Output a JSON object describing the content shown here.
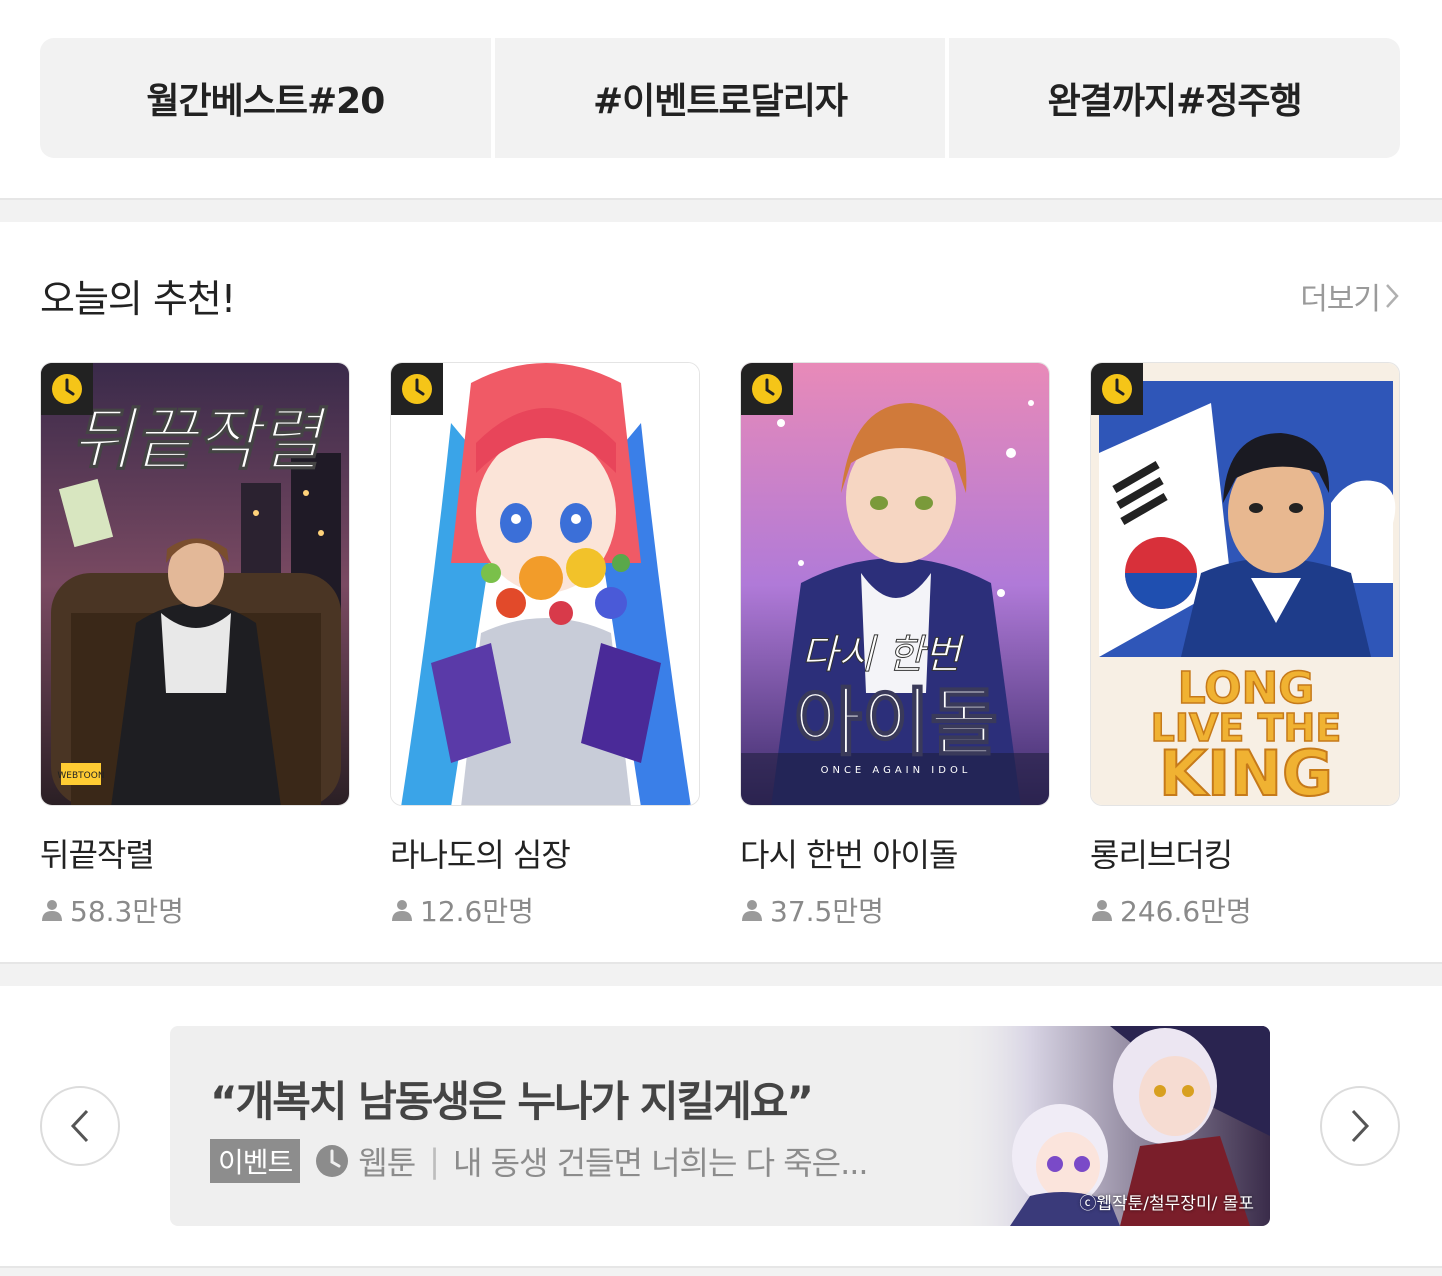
{
  "tags": [
    {
      "label": "월간베스트#20"
    },
    {
      "label": "#이벤트로달리자"
    },
    {
      "label": "완결까지#정주행"
    }
  ],
  "section": {
    "title": "오늘의 추천!",
    "more_label": "더보기"
  },
  "cards": [
    {
      "title": "뒤끝작렬",
      "views": "58.3만명",
      "cover_text": "뒤끝작렬",
      "cover_badge": "WEBTOON"
    },
    {
      "title": "라나도의 심장",
      "views": "12.6만명"
    },
    {
      "title": "다시 한번 아이돌",
      "views": "37.5만명",
      "cover_text_top": "다시 한번",
      "cover_text_main": "아이돌",
      "cover_sub": "ONCE AGAIN IDOL"
    },
    {
      "title": "롱리브더킹",
      "views": "246.6만명",
      "cover_text_1": "LONG",
      "cover_text_2": "LIVE THE",
      "cover_text_3": "KING"
    }
  ],
  "banner": {
    "quote": "“개복치 남동생은 누나가 지킬게요”",
    "badge": "이벤트",
    "type": "웹툰",
    "separator": "|",
    "description": "내 동생 건들면 너희는 다 죽은...",
    "credit": "ⓒ웹작툰/철무장미/ 몰포"
  },
  "colors": {
    "tab_bg": "#f2f2f2",
    "badge_bg": "#222222",
    "clock_yellow": "#f5c518",
    "muted_text": "#8a8a8a"
  },
  "icons": {
    "clock": "clock-icon",
    "person": "person-icon",
    "chevron_left": "chevron-left-icon",
    "chevron_right": "chevron-right-icon"
  }
}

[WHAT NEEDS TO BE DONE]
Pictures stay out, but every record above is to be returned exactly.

[TASK RESPONSE]
Output a JSON object describing the content shown here.
{
  "tags": [
    {
      "label": "월간베스트#20"
    },
    {
      "label": "#이벤트로달리자"
    },
    {
      "label": "완결까지#정주행"
    }
  ],
  "section": {
    "title": "오늘의 추천!",
    "more_label": "더보기"
  },
  "cards": [
    {
      "title": "뒤끝작렬",
      "views": "58.3만명",
      "cover_text": "뒤끝작렬",
      "cover_badge": "WEBTOON"
    },
    {
      "title": "라나도의 심장",
      "views": "12.6만명"
    },
    {
      "title": "다시 한번 아이돌",
      "views": "37.5만명",
      "cover_text_top": "다시 한번",
      "cover_text_main": "아이돌",
      "cover_sub": "ONCE AGAIN IDOL"
    },
    {
      "title": "롱리브더킹",
      "views": "246.6만명",
      "cover_text_1": "LONG",
      "cover_text_2": "LIVE THE",
      "cover_text_3": "KING"
    }
  ],
  "banner": {
    "quote": "“개복치 남동생은 누나가 지킬게요”",
    "badge": "이벤트",
    "type": "웹툰",
    "separator": "|",
    "description": "내 동생 건들면 너희는 다 죽은...",
    "credit": "ⓒ웹작툰/철무장미/ 몰포"
  },
  "colors": {
    "tab_bg": "#f2f2f2",
    "badge_bg": "#222222",
    "clock_yellow": "#f5c518",
    "muted_text": "#8a8a8a"
  },
  "icons": {
    "clock": "clock-icon",
    "person": "person-icon",
    "chevron_left": "chevron-left-icon",
    "chevron_right": "chevron-right-icon"
  }
}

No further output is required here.